Sanaa Koreh in front of what used to be the nursing school at Hamlin Hospital. Her vision is to remodel it and give it life again as a nursing school. And when Sanaa sees it in her head, it usually happens!

Sanaa Koreh in front of what used to be the nursing school at Hamlin Hospital. Her vision is to remodel it and give it life again as a nursing school. And when Sanaa sees it in her head, it usually happens!

I have experienced that same thin place in the mountains above Beirut at a place called Hamlin Hospital. Started by missionaries to treat those with tuberculosis, it is now an elder care facility run by Jesus incarnate, also known as Sanaa Koreh. In the most holistic and gentle ways possible, Sanaa and her staff care for those near the end of life whose families cannot bear the burden anymore. Christian, Muslim, Druze, it doesn’t matter. Each is a soul loved with beautiful mountain air, fed with homemade food that was grown in the gardens, clothed, sheltered and loved amid music, games and play. When I have been to Hamlin, I have walked as close to heaven as I can get in this world.

Our presbyterian church home in Basrah with radio antenna.

Our presbyterian church home in Basrah with radio antenna.

In Iraq – in Basrah and Kirkuk – I have heard the stories of an amazing radio ministry that reaches out kilometers across the country to share the good news with those far and near. One of those stories was about a young jihadi who had been bent on killing his own sister for what he thought were violations of some religious code. And then he heard the story of the woman about to be stoned for adultery.

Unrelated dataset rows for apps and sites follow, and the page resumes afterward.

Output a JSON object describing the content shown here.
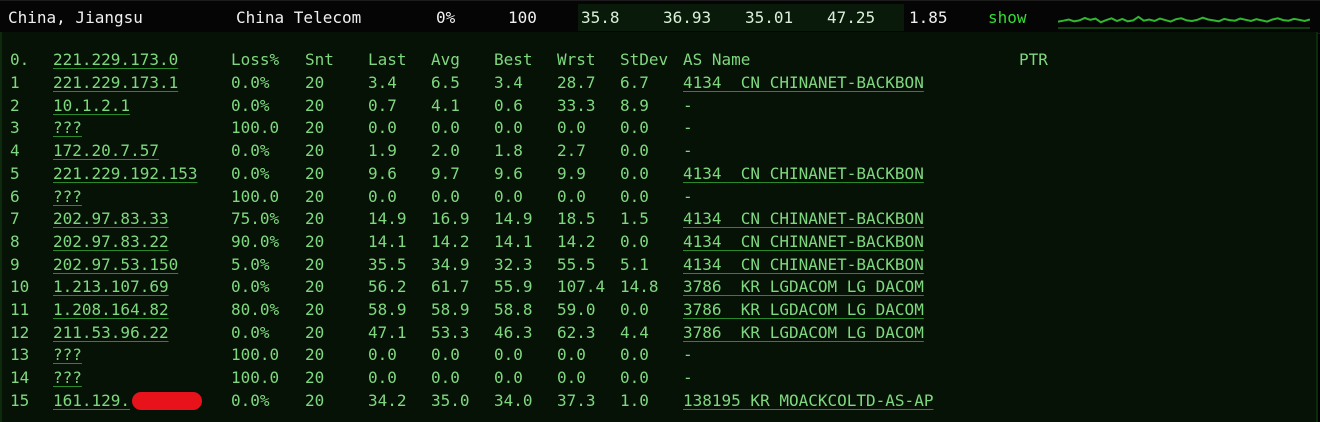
{
  "summary": {
    "location": "China, Jiangsu",
    "isp": "China Telecom",
    "loss": "0%",
    "sent": "100",
    "last": "35.8",
    "avg": "36.93",
    "best": "35.01",
    "worst": "47.25",
    "stdev": "1.85",
    "show_label": "show"
  },
  "sparkline_values": [
    35.8,
    36.1,
    36.5,
    35.9,
    36.2,
    37.0,
    36.4,
    36.8,
    35.6,
    36.3,
    36.9,
    36.0,
    36.7,
    35.9,
    36.2,
    37.4,
    36.1,
    36.5,
    36.0,
    36.8,
    36.3,
    35.8,
    36.6,
    36.9,
    36.2,
    36.0,
    36.4,
    37.1,
    36.5,
    36.2,
    35.9,
    36.7,
    36.3,
    36.1,
    36.8,
    36.4,
    36.0,
    36.6,
    36.2,
    35.8,
    36.5,
    36.9,
    36.3,
    36.1,
    36.7,
    36.4,
    36.0,
    36.5
  ],
  "table": {
    "headers": {
      "hop": "0.",
      "host": "221.229.173.0",
      "loss": "Loss%",
      "snt": "Snt",
      "last": "Last",
      "avg": "Avg",
      "best": "Best",
      "wrst": "Wrst",
      "stdev": "StDev",
      "asname": "AS Name",
      "ptr": "PTR"
    },
    "rows": [
      {
        "hop": "1",
        "host": "221.229.173.1",
        "loss": "0.0%",
        "snt": "20",
        "last": "3.4",
        "avg": "6.5",
        "best": "3.4",
        "wrst": "28.7",
        "stdev": "6.7",
        "as": "4134  CN CHINANET-BACKBON"
      },
      {
        "hop": "2",
        "host": "10.1.2.1",
        "loss": "0.0%",
        "snt": "20",
        "last": "0.7",
        "avg": "4.1",
        "best": "0.6",
        "wrst": "33.3",
        "stdev": "8.9",
        "as": "-"
      },
      {
        "hop": "3",
        "host": "???",
        "loss": "100.0",
        "snt": "20",
        "last": "0.0",
        "avg": "0.0",
        "best": "0.0",
        "wrst": "0.0",
        "stdev": "0.0",
        "as": "-"
      },
      {
        "hop": "4",
        "host": "172.20.7.57",
        "loss": "0.0%",
        "snt": "20",
        "last": "1.9",
        "avg": "2.0",
        "best": "1.8",
        "wrst": "2.7",
        "stdev": "0.0",
        "as": "-"
      },
      {
        "hop": "5",
        "host": "221.229.192.153",
        "loss": "0.0%",
        "snt": "20",
        "last": "9.6",
        "avg": "9.7",
        "best": "9.6",
        "wrst": "9.9",
        "stdev": "0.0",
        "as": "4134  CN CHINANET-BACKBON"
      },
      {
        "hop": "6",
        "host": "???",
        "loss": "100.0",
        "snt": "20",
        "last": "0.0",
        "avg": "0.0",
        "best": "0.0",
        "wrst": "0.0",
        "stdev": "0.0",
        "as": "-"
      },
      {
        "hop": "7",
        "host": "202.97.83.33",
        "loss": "75.0%",
        "snt": "20",
        "last": "14.9",
        "avg": "16.9",
        "best": "14.9",
        "wrst": "18.5",
        "stdev": "1.5",
        "as": "4134  CN CHINANET-BACKBON"
      },
      {
        "hop": "8",
        "host": "202.97.83.22",
        "loss": "90.0%",
        "snt": "20",
        "last": "14.1",
        "avg": "14.2",
        "best": "14.1",
        "wrst": "14.2",
        "stdev": "0.0",
        "as": "4134  CN CHINANET-BACKBON"
      },
      {
        "hop": "9",
        "host": "202.97.53.150",
        "loss": "5.0%",
        "snt": "20",
        "last": "35.5",
        "avg": "34.9",
        "best": "32.3",
        "wrst": "55.5",
        "stdev": "5.1",
        "as": "4134  CN CHINANET-BACKBON"
      },
      {
        "hop": "10",
        "host": "1.213.107.69",
        "loss": "0.0%",
        "snt": "20",
        "last": "56.2",
        "avg": "61.7",
        "best": "55.9",
        "wrst": "107.4",
        "stdev": "14.8",
        "as": "3786  KR LGDACOM LG DACOM"
      },
      {
        "hop": "11",
        "host": "1.208.164.82",
        "loss": "80.0%",
        "snt": "20",
        "last": "58.9",
        "avg": "58.9",
        "best": "58.8",
        "wrst": "59.0",
        "stdev": "0.0",
        "as": "3786  KR LGDACOM LG DACOM"
      },
      {
        "hop": "12",
        "host": "211.53.96.22",
        "loss": "0.0%",
        "snt": "20",
        "last": "47.1",
        "avg": "53.3",
        "best": "46.3",
        "wrst": "62.3",
        "stdev": "4.4",
        "as": "3786  KR LGDACOM LG DACOM"
      },
      {
        "hop": "13",
        "host": "???",
        "loss": "100.0",
        "snt": "20",
        "last": "0.0",
        "avg": "0.0",
        "best": "0.0",
        "wrst": "0.0",
        "stdev": "0.0",
        "as": "-"
      },
      {
        "hop": "14",
        "host": "???",
        "loss": "100.0",
        "snt": "20",
        "last": "0.0",
        "avg": "0.0",
        "best": "0.0",
        "wrst": "0.0",
        "stdev": "0.0",
        "as": "-"
      },
      {
        "hop": "15",
        "host": "161.129.",
        "loss": "0.0%",
        "snt": "20",
        "last": "34.2",
        "avg": "35.0",
        "best": "34.0",
        "wrst": "37.3",
        "stdev": "1.0",
        "as": "138195 KR MOACKCOLTD-AS-AP"
      }
    ]
  },
  "colors": {
    "background": "#000000",
    "panel": "#061206",
    "text_green": "#7fd87f",
    "link_green": "#3fd43f",
    "redaction": "#e8121b"
  }
}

You remember it, it’s in the book of John. “Let any among you without sin cast the first stone.” And they all walked away. And so did this young man. He walked right into the arms of Jesus because of what he heard on that radio station. He is now a pastor, working to plant churches. And I imagine he is somewhere in the north, caring for those who have fled from the fires of hell in the form of ISIS.

And another story of the radio ministry: the signals from the broadcast tower itself miraculously kept a car bomb from exploding in front of the church. It was abandoned there, ready to be exploded by remote device because the driver who was supposed to blow himself up with the church got scared and ran. The robots of the bomb squad showed up and were stopped in their tracks too. It was only after the police learned that the radio signal was being broadcast at that time that they figured it out. The frequency of the signal had stopped the remote blaster from working as well as the robots to defuse the bomb. All came out well in the end. Saved by a holy frequency! A thin place indeed.

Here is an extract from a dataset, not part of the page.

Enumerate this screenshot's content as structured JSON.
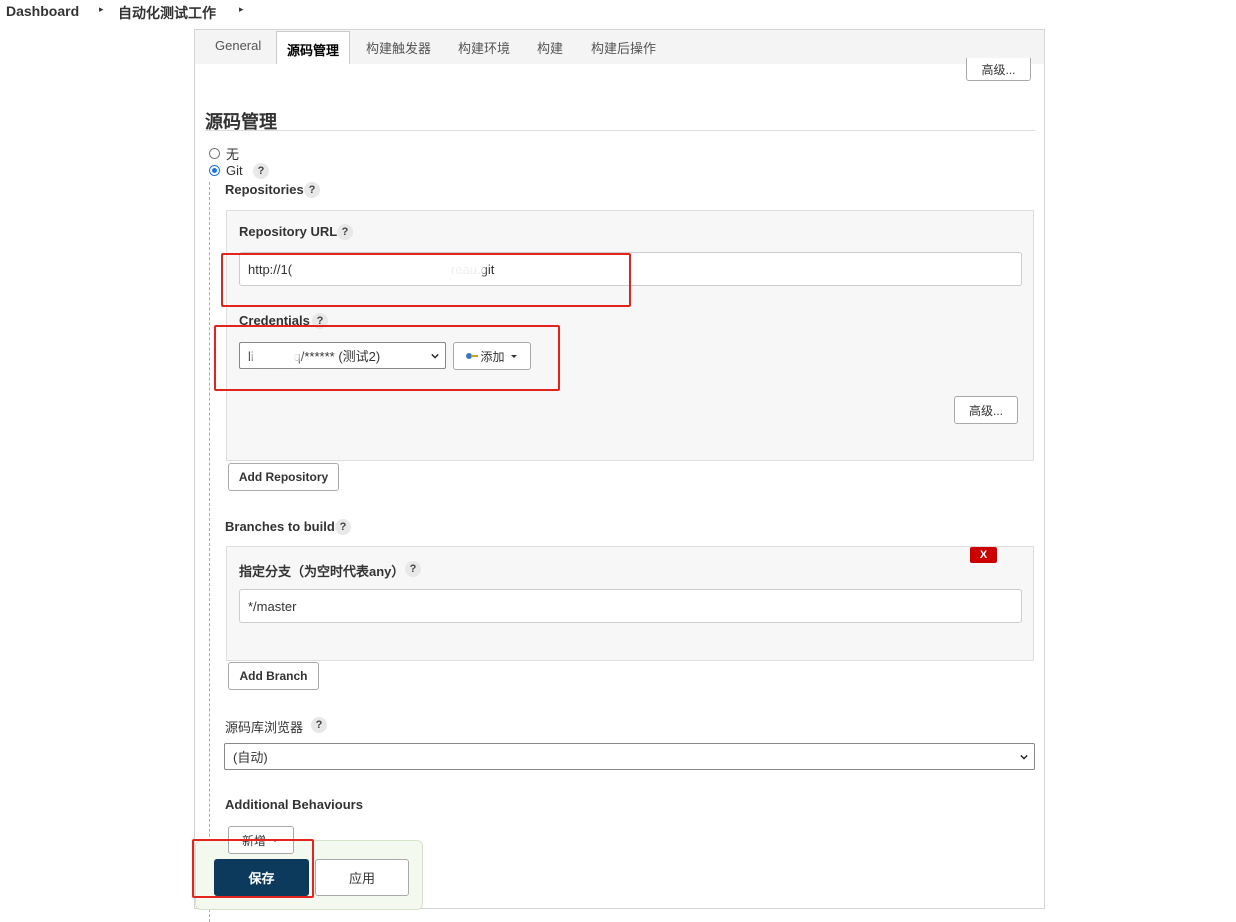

I know when I go back to Lebanon and Syria in November I will have these encounters again, feeling those embraces from a savior who walks with me, invites me to his table in communion with family and shows me over and over again that the promises in that holy word are true.

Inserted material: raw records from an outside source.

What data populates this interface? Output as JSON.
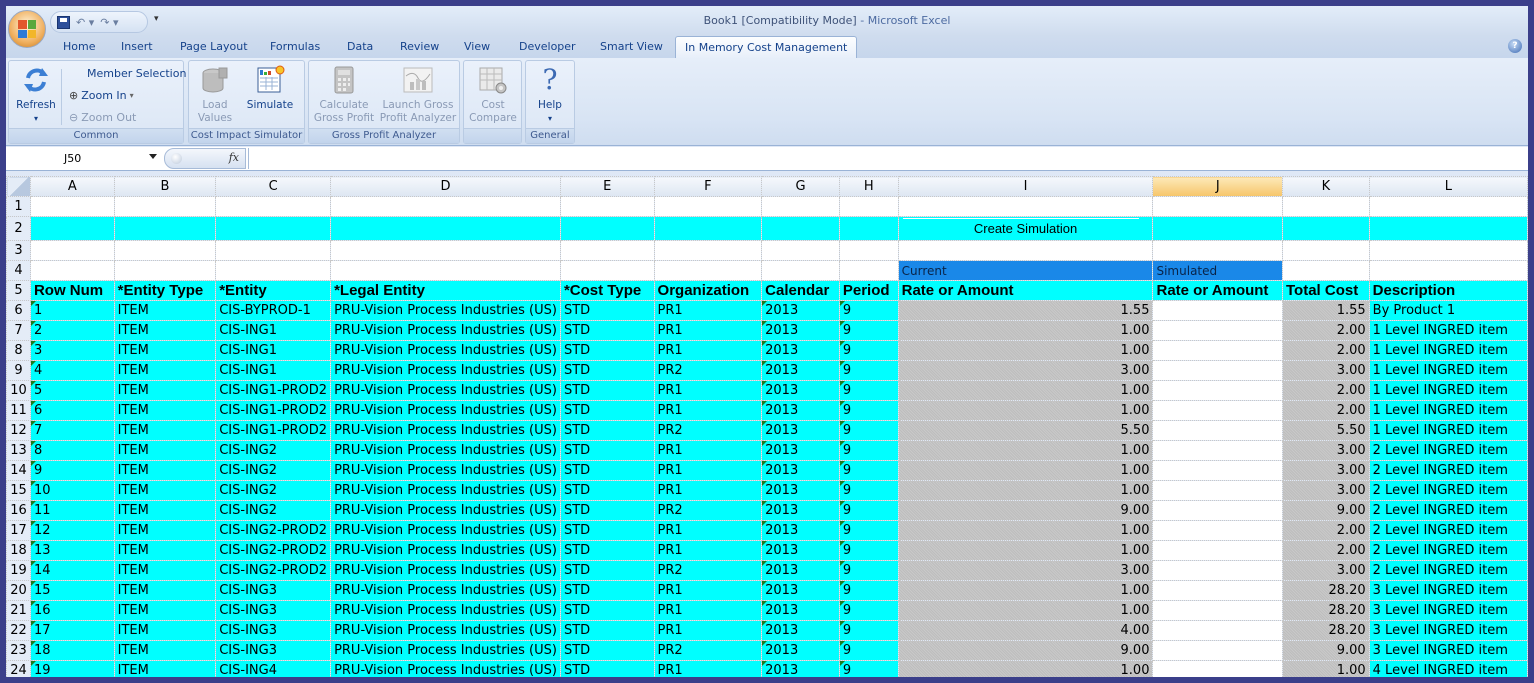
{
  "window": {
    "title": "Book1  [Compatibility Mode]",
    "app": " - Microsoft Excel"
  },
  "tabs": [
    {
      "label": "Home"
    },
    {
      "label": "Insert"
    },
    {
      "label": "Page Layout"
    },
    {
      "label": "Formulas"
    },
    {
      "label": "Data"
    },
    {
      "label": "Review"
    },
    {
      "label": "View"
    },
    {
      "label": "Developer"
    },
    {
      "label": "Smart View"
    },
    {
      "label": "In Memory Cost Management",
      "active": true
    }
  ],
  "ribbon": {
    "common": {
      "label": "Common",
      "refresh": "Refresh",
      "member_selection": "Member Selection",
      "zoom_in": "Zoom In",
      "zoom_out": "Zoom Out"
    },
    "cost_impact": {
      "label": "Cost Impact Simulator",
      "load_values_1": "Load",
      "load_values_2": "Values",
      "simulate": "Simulate"
    },
    "gross_profit": {
      "label": "Gross Profit Analyzer",
      "calculate_1": "Calculate",
      "calculate_2": "Gross Profit",
      "launch_1": "Launch Gross",
      "launch_2": "Profit Analyzer"
    },
    "cost_compare": {
      "label": "",
      "btn_1": "Cost",
      "btn_2": "Compare"
    },
    "general": {
      "label": "General",
      "help": "Help"
    }
  },
  "formula_bar": {
    "name_box": "J50",
    "fx": "fx",
    "formula": ""
  },
  "sheet": {
    "columns": [
      "A",
      "B",
      "C",
      "D",
      "E",
      "F",
      "G",
      "H",
      "I",
      "J",
      "K",
      "L"
    ],
    "selected_column": "J",
    "create_simulation": "Create Simulation",
    "current_label": "Current",
    "simulated_label": "Simulated",
    "headers": [
      "Row Num",
      "*Entity Type",
      "*Entity",
      "*Legal Entity",
      "*Cost Type",
      "Organization",
      "Calendar",
      "Period",
      "Rate or Amount",
      "Rate or Amount",
      "Total Cost",
      "Description"
    ],
    "rows": [
      {
        "row": 6,
        "num": "1",
        "type": "ITEM",
        "entity": "CIS-BYPROD-1",
        "legal": "PRU-Vision Process Industries (US)",
        "cost_type": "STD",
        "org": "PR1",
        "cal": "2013",
        "period": "9",
        "current": "1.55",
        "simulated": "",
        "total": "1.55",
        "desc": "By Product 1"
      },
      {
        "row": 7,
        "num": "2",
        "type": "ITEM",
        "entity": "CIS-ING1",
        "legal": "PRU-Vision Process Industries (US)",
        "cost_type": "STD",
        "org": "PR1",
        "cal": "2013",
        "period": "9",
        "current": "1.00",
        "simulated": "",
        "total": "2.00",
        "desc": "1 Level INGRED item"
      },
      {
        "row": 8,
        "num": "3",
        "type": "ITEM",
        "entity": "CIS-ING1",
        "legal": "PRU-Vision Process Industries (US)",
        "cost_type": "STD",
        "org": "PR1",
        "cal": "2013",
        "period": "9",
        "current": "1.00",
        "simulated": "",
        "total": "2.00",
        "desc": "1 Level INGRED item"
      },
      {
        "row": 9,
        "num": "4",
        "type": "ITEM",
        "entity": "CIS-ING1",
        "legal": "PRU-Vision Process Industries (US)",
        "cost_type": "STD",
        "org": "PR2",
        "cal": "2013",
        "period": "9",
        "current": "3.00",
        "simulated": "",
        "total": "3.00",
        "desc": "1 Level INGRED item"
      },
      {
        "row": 10,
        "num": "5",
        "type": "ITEM",
        "entity": "CIS-ING1-PROD2",
        "legal": "PRU-Vision Process Industries (US)",
        "cost_type": "STD",
        "org": "PR1",
        "cal": "2013",
        "period": "9",
        "current": "1.00",
        "simulated": "",
        "total": "2.00",
        "desc": "1 Level INGRED item"
      },
      {
        "row": 11,
        "num": "6",
        "type": "ITEM",
        "entity": "CIS-ING1-PROD2",
        "legal": "PRU-Vision Process Industries (US)",
        "cost_type": "STD",
        "org": "PR1",
        "cal": "2013",
        "period": "9",
        "current": "1.00",
        "simulated": "",
        "total": "2.00",
        "desc": "1 Level INGRED item"
      },
      {
        "row": 12,
        "num": "7",
        "type": "ITEM",
        "entity": "CIS-ING1-PROD2",
        "legal": "PRU-Vision Process Industries (US)",
        "cost_type": "STD",
        "org": "PR2",
        "cal": "2013",
        "period": "9",
        "current": "5.50",
        "simulated": "",
        "total": "5.50",
        "desc": "1 Level INGRED item"
      },
      {
        "row": 13,
        "num": "8",
        "type": "ITEM",
        "entity": "CIS-ING2",
        "legal": "PRU-Vision Process Industries (US)",
        "cost_type": "STD",
        "org": "PR1",
        "cal": "2013",
        "period": "9",
        "current": "1.00",
        "simulated": "",
        "total": "3.00",
        "desc": "2 Level INGRED item"
      },
      {
        "row": 14,
        "num": "9",
        "type": "ITEM",
        "entity": "CIS-ING2",
        "legal": "PRU-Vision Process Industries (US)",
        "cost_type": "STD",
        "org": "PR1",
        "cal": "2013",
        "period": "9",
        "current": "1.00",
        "simulated": "",
        "total": "3.00",
        "desc": "2 Level INGRED item"
      },
      {
        "row": 15,
        "num": "10",
        "type": "ITEM",
        "entity": "CIS-ING2",
        "legal": "PRU-Vision Process Industries (US)",
        "cost_type": "STD",
        "org": "PR1",
        "cal": "2013",
        "period": "9",
        "current": "1.00",
        "simulated": "",
        "total": "3.00",
        "desc": "2 Level INGRED item"
      },
      {
        "row": 16,
        "num": "11",
        "type": "ITEM",
        "entity": "CIS-ING2",
        "legal": "PRU-Vision Process Industries (US)",
        "cost_type": "STD",
        "org": "PR2",
        "cal": "2013",
        "period": "9",
        "current": "9.00",
        "simulated": "",
        "total": "9.00",
        "desc": "2 Level INGRED item"
      },
      {
        "row": 17,
        "num": "12",
        "type": "ITEM",
        "entity": "CIS-ING2-PROD2",
        "legal": "PRU-Vision Process Industries (US)",
        "cost_type": "STD",
        "org": "PR1",
        "cal": "2013",
        "period": "9",
        "current": "1.00",
        "simulated": "",
        "total": "2.00",
        "desc": "2 Level INGRED item"
      },
      {
        "row": 18,
        "num": "13",
        "type": "ITEM",
        "entity": "CIS-ING2-PROD2",
        "legal": "PRU-Vision Process Industries (US)",
        "cost_type": "STD",
        "org": "PR1",
        "cal": "2013",
        "period": "9",
        "current": "1.00",
        "simulated": "",
        "total": "2.00",
        "desc": "2 Level INGRED item"
      },
      {
        "row": 19,
        "num": "14",
        "type": "ITEM",
        "entity": "CIS-ING2-PROD2",
        "legal": "PRU-Vision Process Industries (US)",
        "cost_type": "STD",
        "org": "PR2",
        "cal": "2013",
        "period": "9",
        "current": "3.00",
        "simulated": "",
        "total": "3.00",
        "desc": "2 Level INGRED item"
      },
      {
        "row": 20,
        "num": "15",
        "type": "ITEM",
        "entity": "CIS-ING3",
        "legal": "PRU-Vision Process Industries (US)",
        "cost_type": "STD",
        "org": "PR1",
        "cal": "2013",
        "period": "9",
        "current": "1.00",
        "simulated": "",
        "total": "28.20",
        "desc": "3 Level INGRED item"
      },
      {
        "row": 21,
        "num": "16",
        "type": "ITEM",
        "entity": "CIS-ING3",
        "legal": "PRU-Vision Process Industries (US)",
        "cost_type": "STD",
        "org": "PR1",
        "cal": "2013",
        "period": "9",
        "current": "1.00",
        "simulated": "",
        "total": "28.20",
        "desc": "3 Level INGRED item"
      },
      {
        "row": 22,
        "num": "17",
        "type": "ITEM",
        "entity": "CIS-ING3",
        "legal": "PRU-Vision Process Industries (US)",
        "cost_type": "STD",
        "org": "PR1",
        "cal": "2013",
        "period": "9",
        "current": "4.00",
        "simulated": "",
        "total": "28.20",
        "desc": "3 Level INGRED item"
      },
      {
        "row": 23,
        "num": "18",
        "type": "ITEM",
        "entity": "CIS-ING3",
        "legal": "PRU-Vision Process Industries (US)",
        "cost_type": "STD",
        "org": "PR2",
        "cal": "2013",
        "period": "9",
        "current": "9.00",
        "simulated": "",
        "total": "9.00",
        "desc": "3 Level INGRED item"
      },
      {
        "row": 24,
        "num": "19",
        "type": "ITEM",
        "entity": "CIS-ING4",
        "legal": "PRU-Vision Process Industries (US)",
        "cost_type": "STD",
        "org": "PR1",
        "cal": "2013",
        "period": "9",
        "current": "1.00",
        "simulated": "",
        "total": "1.00",
        "desc": "4 Level INGRED item"
      }
    ]
  },
  "colors": {
    "cyan_fill": "#00ffff",
    "blue_fill": "#1a88e8",
    "gray_fill": "#c4c4c4",
    "selected_col": "#f6c56a"
  }
}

I wrote this poem in Basrah in 2012. I come back to its message time and time again, like yesterday when Julia Ann, also known as Peg, tore down that veil once more.

“Thin Places in Him” (11-12-12, Basrah, Iraq)

Sometimes we get a chance to see
A glimpse of heaven, gloriously
Where life mundane and life divine
Come close together, intertwine
We stand upon such sacred ground
We experience love that is so profound
It happens when his word is spoken
It happens when the bread is broken
It happens when FM radiowaves
From towers emit and lives do save
It happens in him and nowhere else
It happens when we forget ourselves
And look into another’s life
And share their joy and share their strife
When we find these places thin
When we choose to enter in
We look upon his loving face
We feel the warmth of his embrace
There is no time, there is no space
There is only His amazing grace!